I have awarded my latest grant (the second of multiple recipients this quarter) to Judy Purkiss, a professional genealogist based in Western Australia. The grant funds will help to cover the costs of photographing and indexing the Busselton Letters Book, a record of police correspondence in the area covering 1902-1913. Once photographed and indexed, a copy will be made available to the Western Australian Genealogical Society.
I have awarded my latest grant (the first of multiple recipients this quarter) to the Vine Lake Preservation Trust of Medfield, MA to assist with enhancements to their website search feature and app.
I have awarded my latest grant to the Sturgis Library of Barnstable, MA to assist with the purchase of materials necessary to make the 15 new collections of family papers and historical materials donated since 2016 ready for use by the public. Click through to the post for more details and to see how you can join me in supporting the library, which has become a premiere resource for the study of Cape Cod history, genealogy, and the maritime trades.
This quarter, I awarded a grant to Reclaim the Records because I’ve been so impressed with the accomplishments of Brooke Schreier Ganz and the organization she’s created. Click through to the post for details and to see how you can join me in supporting the work Reclaim the Records is doing (and who knows, maybe be the happy recipient of some genealogical karma, too).

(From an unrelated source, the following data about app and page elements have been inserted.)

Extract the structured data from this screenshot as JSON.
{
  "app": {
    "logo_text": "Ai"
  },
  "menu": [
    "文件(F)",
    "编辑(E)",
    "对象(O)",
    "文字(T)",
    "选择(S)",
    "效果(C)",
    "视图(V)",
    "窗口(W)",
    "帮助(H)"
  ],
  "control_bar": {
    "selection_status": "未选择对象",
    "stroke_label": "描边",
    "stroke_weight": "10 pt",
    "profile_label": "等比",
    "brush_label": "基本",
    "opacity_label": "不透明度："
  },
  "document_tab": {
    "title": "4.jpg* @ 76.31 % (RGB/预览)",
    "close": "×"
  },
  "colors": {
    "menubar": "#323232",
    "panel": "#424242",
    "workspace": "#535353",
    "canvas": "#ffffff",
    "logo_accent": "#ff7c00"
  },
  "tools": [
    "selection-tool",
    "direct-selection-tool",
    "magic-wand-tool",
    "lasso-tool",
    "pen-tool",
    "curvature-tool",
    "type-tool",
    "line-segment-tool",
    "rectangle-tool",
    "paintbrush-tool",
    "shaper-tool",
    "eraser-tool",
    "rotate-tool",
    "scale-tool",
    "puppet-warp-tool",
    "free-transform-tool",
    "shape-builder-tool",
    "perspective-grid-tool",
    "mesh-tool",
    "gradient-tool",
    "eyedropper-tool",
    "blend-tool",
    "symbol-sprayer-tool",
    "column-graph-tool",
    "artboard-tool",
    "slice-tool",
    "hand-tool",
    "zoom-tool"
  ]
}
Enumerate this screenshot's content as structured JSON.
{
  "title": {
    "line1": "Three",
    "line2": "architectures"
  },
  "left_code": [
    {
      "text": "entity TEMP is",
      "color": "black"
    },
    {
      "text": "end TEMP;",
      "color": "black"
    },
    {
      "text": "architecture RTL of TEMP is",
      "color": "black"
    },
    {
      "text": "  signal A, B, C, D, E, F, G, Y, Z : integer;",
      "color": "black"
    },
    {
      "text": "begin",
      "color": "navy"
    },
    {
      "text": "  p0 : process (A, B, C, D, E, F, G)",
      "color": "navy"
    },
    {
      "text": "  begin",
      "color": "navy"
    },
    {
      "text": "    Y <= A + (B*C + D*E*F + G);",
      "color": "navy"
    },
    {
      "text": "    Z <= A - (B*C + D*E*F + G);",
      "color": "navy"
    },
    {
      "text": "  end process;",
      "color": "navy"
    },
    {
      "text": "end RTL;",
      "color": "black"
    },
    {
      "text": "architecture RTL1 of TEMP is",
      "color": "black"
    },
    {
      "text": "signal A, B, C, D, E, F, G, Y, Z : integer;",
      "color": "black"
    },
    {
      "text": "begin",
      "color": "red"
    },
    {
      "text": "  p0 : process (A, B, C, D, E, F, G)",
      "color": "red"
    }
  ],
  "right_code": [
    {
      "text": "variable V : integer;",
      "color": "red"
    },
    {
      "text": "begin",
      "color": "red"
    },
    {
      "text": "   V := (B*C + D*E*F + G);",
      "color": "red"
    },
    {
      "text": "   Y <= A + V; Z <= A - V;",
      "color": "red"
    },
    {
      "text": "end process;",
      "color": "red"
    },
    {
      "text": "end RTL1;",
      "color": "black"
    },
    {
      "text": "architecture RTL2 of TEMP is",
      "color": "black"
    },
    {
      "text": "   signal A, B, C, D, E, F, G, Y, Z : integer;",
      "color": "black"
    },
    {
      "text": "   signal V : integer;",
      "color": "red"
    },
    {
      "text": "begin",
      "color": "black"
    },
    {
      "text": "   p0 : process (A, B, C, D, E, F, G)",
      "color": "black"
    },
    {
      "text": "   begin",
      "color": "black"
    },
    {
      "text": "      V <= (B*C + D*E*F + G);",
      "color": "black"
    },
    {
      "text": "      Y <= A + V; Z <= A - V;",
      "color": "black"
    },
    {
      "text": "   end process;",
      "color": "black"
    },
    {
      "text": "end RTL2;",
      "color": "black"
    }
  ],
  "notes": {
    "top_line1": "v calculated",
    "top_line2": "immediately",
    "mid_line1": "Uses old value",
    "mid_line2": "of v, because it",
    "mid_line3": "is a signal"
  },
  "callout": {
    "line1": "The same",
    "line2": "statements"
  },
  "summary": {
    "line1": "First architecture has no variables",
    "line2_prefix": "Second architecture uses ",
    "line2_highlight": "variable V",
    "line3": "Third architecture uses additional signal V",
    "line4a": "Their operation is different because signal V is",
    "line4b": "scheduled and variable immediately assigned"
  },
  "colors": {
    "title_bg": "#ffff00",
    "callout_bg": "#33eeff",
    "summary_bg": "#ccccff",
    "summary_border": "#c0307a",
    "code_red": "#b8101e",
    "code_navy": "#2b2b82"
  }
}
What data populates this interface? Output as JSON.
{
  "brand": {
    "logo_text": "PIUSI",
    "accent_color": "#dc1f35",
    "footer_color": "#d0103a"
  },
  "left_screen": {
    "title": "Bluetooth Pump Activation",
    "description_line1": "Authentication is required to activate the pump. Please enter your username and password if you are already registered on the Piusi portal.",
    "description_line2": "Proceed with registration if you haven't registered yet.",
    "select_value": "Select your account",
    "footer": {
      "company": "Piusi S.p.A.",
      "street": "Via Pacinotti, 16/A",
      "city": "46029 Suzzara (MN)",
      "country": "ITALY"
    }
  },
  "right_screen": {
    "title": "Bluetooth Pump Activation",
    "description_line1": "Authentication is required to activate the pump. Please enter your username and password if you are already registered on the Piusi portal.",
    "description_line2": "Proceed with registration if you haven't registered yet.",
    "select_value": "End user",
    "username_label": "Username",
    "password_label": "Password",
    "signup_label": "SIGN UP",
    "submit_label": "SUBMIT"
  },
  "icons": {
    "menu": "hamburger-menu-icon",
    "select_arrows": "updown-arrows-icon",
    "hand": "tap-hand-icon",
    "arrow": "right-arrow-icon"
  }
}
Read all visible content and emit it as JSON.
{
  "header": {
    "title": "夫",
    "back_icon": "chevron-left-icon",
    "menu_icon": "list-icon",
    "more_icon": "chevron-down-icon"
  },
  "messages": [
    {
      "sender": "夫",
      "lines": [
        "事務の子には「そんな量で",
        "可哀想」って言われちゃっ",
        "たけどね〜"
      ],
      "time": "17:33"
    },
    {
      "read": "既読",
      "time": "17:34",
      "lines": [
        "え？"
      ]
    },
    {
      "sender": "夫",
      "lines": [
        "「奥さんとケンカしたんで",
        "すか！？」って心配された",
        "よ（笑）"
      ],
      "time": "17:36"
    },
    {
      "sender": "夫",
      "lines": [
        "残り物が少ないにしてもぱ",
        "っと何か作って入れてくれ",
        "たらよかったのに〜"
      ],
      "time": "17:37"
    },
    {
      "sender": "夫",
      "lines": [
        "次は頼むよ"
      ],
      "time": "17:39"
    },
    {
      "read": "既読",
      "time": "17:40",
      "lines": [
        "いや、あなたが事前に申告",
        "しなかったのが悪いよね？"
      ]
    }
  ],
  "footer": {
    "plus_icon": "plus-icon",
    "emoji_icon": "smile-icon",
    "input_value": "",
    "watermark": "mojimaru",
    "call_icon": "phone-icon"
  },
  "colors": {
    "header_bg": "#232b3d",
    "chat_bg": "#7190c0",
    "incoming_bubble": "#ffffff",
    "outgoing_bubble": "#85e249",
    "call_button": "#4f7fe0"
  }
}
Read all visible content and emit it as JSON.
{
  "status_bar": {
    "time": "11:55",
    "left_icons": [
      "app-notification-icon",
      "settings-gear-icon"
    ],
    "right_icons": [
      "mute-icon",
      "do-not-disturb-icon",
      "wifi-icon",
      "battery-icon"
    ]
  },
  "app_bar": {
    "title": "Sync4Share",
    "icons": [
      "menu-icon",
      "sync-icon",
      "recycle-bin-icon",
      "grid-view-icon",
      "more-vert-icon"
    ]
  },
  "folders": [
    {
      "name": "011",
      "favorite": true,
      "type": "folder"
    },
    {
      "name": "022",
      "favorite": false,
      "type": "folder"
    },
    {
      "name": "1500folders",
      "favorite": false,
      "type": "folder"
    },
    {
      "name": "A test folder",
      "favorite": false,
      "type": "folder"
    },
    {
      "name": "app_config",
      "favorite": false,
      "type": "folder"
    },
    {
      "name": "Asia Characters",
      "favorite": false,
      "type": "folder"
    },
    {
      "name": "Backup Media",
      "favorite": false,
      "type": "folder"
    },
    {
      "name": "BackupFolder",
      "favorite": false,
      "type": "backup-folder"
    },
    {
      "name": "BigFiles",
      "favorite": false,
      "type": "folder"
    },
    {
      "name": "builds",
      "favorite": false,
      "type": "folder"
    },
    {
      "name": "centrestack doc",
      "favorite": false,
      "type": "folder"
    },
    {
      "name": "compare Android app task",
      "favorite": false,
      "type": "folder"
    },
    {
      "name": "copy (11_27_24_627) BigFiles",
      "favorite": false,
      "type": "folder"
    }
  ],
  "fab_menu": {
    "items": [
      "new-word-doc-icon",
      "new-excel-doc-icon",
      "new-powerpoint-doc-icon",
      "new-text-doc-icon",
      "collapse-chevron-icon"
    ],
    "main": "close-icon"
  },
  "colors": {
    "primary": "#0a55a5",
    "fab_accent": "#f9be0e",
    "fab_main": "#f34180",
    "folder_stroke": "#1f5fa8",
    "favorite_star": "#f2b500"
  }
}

It's always fun to get a peek at the outcome of one of my grants, so I was really happy to hear from Cecelia Chien, one of the Seton Shields Genealogy Grant recipients of 2016. Cecelia has given me permission to share her photos and the story of her research trip, so I'll let her take it from here, in her own words.
Ever wondered how I choose who to award grants to each quarter – what makes an application stand out to me or be eliminated? As a way of celebrating the milestone of 200 Seton Shields Genealogy Grants awarded, here's a behind-the-scenes peek into my grants program and the woman who continues to inspire my life and work. Enjoy!
This quarter, I awarded my 200th Seton Shields Genealogy Grant! This quarter's recipient is the Allen County Public Library Genealogy Center – a treasure trove of countless books and microfilms, online databases, events ranging from national conferences to summer camps, and world class genealogists – for whatever use they think would be most helpful.
This quarter, I awarded a grant to the Westside Cemetery Preservation Association to support their work of restoring and cleaning up the gravesites of enslaved African Americans and their descendants, found in cemeteries that have become overgrown and are largely hidden in secluded woods near sugar cane fields in West Baton Rouge Parish, Louisiana. Click through to the post for more details and to see how you can join me in supporting the work the WCPA is doing.
As a tribute to the 125th anniversary of Ellis Island and Annie Moore's arrival there, I have awarded a grant to The Statue of Liberty-Ellis Island Foundation to assist with the building of the new Statue of Liberty Museum. The post explains how you can join me in supporting this project.
In this week's Roundup: See how librarians came to the rescue of books and records damaged in a fire started by a 19 year-old Naval Reservist who feared being sent to war in Korea and thought that “a little fire” would gain him probationary status, check out how the North Carolina Department of Natural and Cultural Resources is commemorating the upcoming 100th anniversary of the United States entry into World War I, discover a unique museum in Venice, and more . . .
This quarter, I'm awarding a grant to Mac Titmus and his co-volunteers of Long Island Genealogy. Long Island research can actually be quite challenging, so I'm really happy to support a resource I've found to be so helpful. Since they never charge for information, the group would like to file for not-for-profit status, which has a number of costs associated with it. The post explains how you can join me in supporting them.
Cecilia Chien was told by her father that her family was descended from a king of the 10th century. She began investigating her roots in 2002 and discovered that she is a 38th generation descendant of King Chien (852-932) who founded a prosperous kingdom in the Yangzi delta. Her goal is to write an account, “1,000 Years of a Chinese Family,” an odyssey back to the land of her parents. She will be visiting China this year to further her research. Cecilia requested and received funding to cover half of her round-trip airfare to Shanghai for her fieldwork.